With swimming and men's gymnastics occupying NBC's evening shift, a fleet of the network's most beloved stars came out in support of co-writers Rashida Jones and Will McCormack at a special New York screening of Celeste and Jessie Forever in support of the International Rescue Committee. (The IRC, Jones's charity of choice, is a very good cause indeed: it works to provide aid to refugees and others uprooted by violence and oppression worldwide.) Celeste and Jesse inverts the adage "absence makes the heart grow fonder," and suggests that perhaps instead presence amplifies affection—after Jones, as Celeste, initiates a divorce from Andy Samberg's character Jesse, the two remain close friends.
"I do think there's something about losing something that really magnifies what you liked about them to begin with and it dissipates the things you didn't like," said Jones. "It's totally imbalanced in that way.

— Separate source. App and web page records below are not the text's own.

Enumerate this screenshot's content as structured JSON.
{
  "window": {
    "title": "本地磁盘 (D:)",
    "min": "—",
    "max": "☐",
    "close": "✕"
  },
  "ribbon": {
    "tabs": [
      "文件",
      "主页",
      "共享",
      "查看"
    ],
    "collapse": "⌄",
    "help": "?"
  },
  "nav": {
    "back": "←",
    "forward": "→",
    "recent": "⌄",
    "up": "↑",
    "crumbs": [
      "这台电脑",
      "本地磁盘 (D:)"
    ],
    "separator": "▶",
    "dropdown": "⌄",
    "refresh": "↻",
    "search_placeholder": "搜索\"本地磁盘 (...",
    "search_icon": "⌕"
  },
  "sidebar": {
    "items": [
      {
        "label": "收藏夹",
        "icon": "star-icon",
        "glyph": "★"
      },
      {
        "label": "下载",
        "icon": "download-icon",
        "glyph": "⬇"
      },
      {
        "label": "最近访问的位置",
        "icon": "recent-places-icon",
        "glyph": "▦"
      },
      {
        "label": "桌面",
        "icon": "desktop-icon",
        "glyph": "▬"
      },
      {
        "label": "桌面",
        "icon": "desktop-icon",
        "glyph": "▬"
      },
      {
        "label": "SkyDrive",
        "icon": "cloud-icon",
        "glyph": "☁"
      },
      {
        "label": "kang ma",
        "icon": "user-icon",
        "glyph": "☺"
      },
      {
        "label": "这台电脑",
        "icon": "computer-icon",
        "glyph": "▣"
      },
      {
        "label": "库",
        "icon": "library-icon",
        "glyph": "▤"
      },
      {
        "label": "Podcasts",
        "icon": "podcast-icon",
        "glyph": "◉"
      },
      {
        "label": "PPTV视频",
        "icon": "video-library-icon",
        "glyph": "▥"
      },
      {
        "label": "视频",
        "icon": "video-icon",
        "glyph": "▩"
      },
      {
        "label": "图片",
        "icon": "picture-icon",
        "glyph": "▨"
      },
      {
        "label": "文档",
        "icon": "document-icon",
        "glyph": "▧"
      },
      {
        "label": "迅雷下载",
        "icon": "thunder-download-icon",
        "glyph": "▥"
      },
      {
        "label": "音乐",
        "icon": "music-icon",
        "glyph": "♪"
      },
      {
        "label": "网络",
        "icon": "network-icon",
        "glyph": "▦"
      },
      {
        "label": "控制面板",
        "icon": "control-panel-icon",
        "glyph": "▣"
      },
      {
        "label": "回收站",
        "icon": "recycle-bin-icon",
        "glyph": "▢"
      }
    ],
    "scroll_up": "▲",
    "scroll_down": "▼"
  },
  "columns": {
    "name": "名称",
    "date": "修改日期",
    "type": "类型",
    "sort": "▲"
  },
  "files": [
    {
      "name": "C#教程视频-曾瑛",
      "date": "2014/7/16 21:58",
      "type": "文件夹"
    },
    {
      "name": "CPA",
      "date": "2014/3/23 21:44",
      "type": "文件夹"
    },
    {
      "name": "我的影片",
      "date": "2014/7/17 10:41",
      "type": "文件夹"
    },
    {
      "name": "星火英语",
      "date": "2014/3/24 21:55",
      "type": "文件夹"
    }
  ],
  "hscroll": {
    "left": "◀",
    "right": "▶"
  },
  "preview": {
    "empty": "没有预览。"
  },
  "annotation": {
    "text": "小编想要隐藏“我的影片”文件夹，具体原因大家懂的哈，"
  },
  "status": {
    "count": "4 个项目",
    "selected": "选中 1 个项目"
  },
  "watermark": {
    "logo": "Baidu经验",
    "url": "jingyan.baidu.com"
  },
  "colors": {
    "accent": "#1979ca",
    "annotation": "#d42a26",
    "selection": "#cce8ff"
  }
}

I think in general you're going to idealize things that you've lost more than when they are there."
Jones and co-writer Will McCormack dated briefly (two weeks according to him, three according to her. Uh oh) and drew unselfconsciously from their own experience while writing the script. "We never even thought the movie was going to get past her backyard, so I think we felt pretty free writing it," said McCormack.
In the spirit of athleticism, we asked the film's stars and friends to compare the exertion of breaking up to any Olympic sport. ""I think beach volleyball. There's a lot of stopping and starting, and grunting, and it looks painful. And it's hot," said McCormack. An exceptionally articulate Jones compared a broken heart to swimming, "Because you're underwater and holding your breath and working hard to get to the other side. You get there and gasp for air and hope you've won."

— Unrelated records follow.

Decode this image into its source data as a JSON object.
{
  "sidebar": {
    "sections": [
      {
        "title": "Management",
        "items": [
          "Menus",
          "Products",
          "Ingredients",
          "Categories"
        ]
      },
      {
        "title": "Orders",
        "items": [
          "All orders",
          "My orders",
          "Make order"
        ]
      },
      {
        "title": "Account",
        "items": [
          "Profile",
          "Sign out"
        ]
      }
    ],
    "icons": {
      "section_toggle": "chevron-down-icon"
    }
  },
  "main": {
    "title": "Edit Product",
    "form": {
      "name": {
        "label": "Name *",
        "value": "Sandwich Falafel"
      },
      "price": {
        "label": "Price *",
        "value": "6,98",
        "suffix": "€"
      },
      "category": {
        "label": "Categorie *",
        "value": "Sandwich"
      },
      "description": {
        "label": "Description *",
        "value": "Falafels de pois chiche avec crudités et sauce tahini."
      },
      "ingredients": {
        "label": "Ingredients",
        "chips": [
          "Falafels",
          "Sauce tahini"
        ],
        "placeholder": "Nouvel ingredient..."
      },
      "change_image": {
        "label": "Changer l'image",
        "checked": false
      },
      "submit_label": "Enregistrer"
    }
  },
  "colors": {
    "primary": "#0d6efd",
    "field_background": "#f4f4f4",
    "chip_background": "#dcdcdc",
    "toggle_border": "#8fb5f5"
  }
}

Saturday Night Live stars took the symbolic route, with Jay Pharaoh comparing relationship travails to "leaping over the hurdles in track and field" and Abby Elliott to "the balance beam. After you break up with somebody, you have to balance your life when all you want to do is lie down on the ground, but you have to get up and get your shit together."

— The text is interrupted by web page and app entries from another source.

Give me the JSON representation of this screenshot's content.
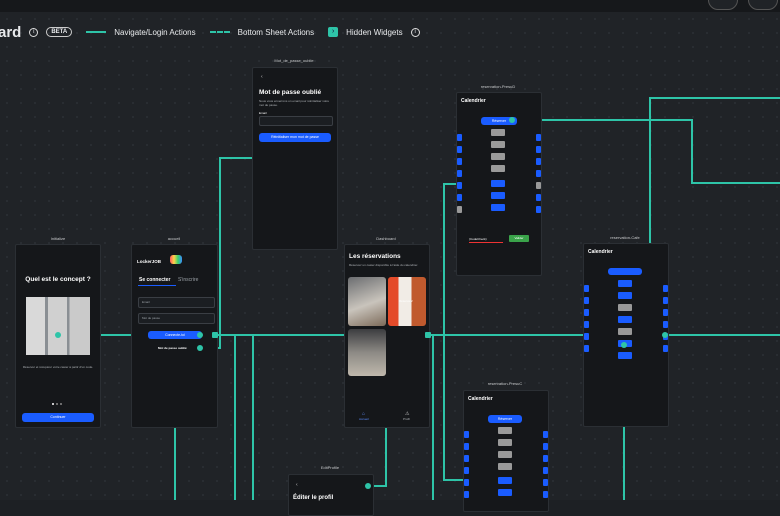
{
  "legend": {
    "title": "ard",
    "beta": "BETA",
    "navigate": "Navigate/Login Actions",
    "bottom_sheet": "Bottom Sheet Actions",
    "hidden": "Hidden Widgets"
  },
  "screens": {
    "initialize": {
      "label": "Initialize",
      "headline": "Quel est le concept ?",
      "caption": "Réserver et récupérer votre casier à partir d'un code.",
      "button": "Continuer"
    },
    "accueil": {
      "label": "accueil",
      "logo": "LockerJOB",
      "tab_login": "Se connecter",
      "tab_signup": "S'inscrire",
      "email_ph": "Email",
      "password_ph": "Mot de passe",
      "login_btn": "Connecte-toi",
      "forgot_link": "Mot de passe oublié"
    },
    "mot_de_passe": {
      "label": "Mot_de_passe_oublie",
      "title": "Mot de passe oublié",
      "desc": "Nous vous enverrons un email pour réinitialiser votre mot de passe.",
      "email_label": "Email",
      "button": "Réinitialiser mon mot de passe"
    },
    "dashboard": {
      "label": "Dashboard",
      "title": "Les réservations",
      "subtitle": "Réservez un casier disponible à l'aide du calendrier.",
      "img2": "Réserve 2",
      "nav_home": "Accueil",
      "nav_profile": "Profil"
    },
    "resa_presud": {
      "label": "reservation-PresuD",
      "title": "Calendrier",
      "top_btn": "Réserver",
      "code_label": "(CodeCheck)",
      "valider": "Valider"
    },
    "resa_cafe": {
      "label": "reservation-Cafe",
      "title": "Calendrier"
    },
    "resa_presuc": {
      "label": "reservation-PresuC",
      "title": "Calendrier",
      "top_btn": "Réserver"
    },
    "edit_profile": {
      "label": "EditProfile",
      "title": "Éditer le profil"
    }
  },
  "colors": {
    "accent": "#2ec4a8",
    "primary": "#1a5cff",
    "background": "#202327"
  }
}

The evening was a tour of Manhattan's Lower East Side, with a screening at Landmark Sunshine Cinema followed by a fête at Hotel Chantelle laced with American comedic royalty. Rashida Jones and Diane Sawyer chatted like old friends, joined later by Paul Rudd, Amy Poehler, Aziz Ansari, Andy Cohen, and Max Greenfield.
We asked Alice + Olivia designer Stacy Bendet what women should wear after a break up. "Happy clothes! Happy, sexy, girl clothes. Dresses with flowers—although I didn't just break up with anyone!" she said. After this, we were slightly worried when a gamine Anne Hatheway walked in wearing a floral frock, but relieved to see fiancé Adam Schulman stroll in eagerly behind her. —Amanda Duberman
To read our interview with Rashida Jones, click here.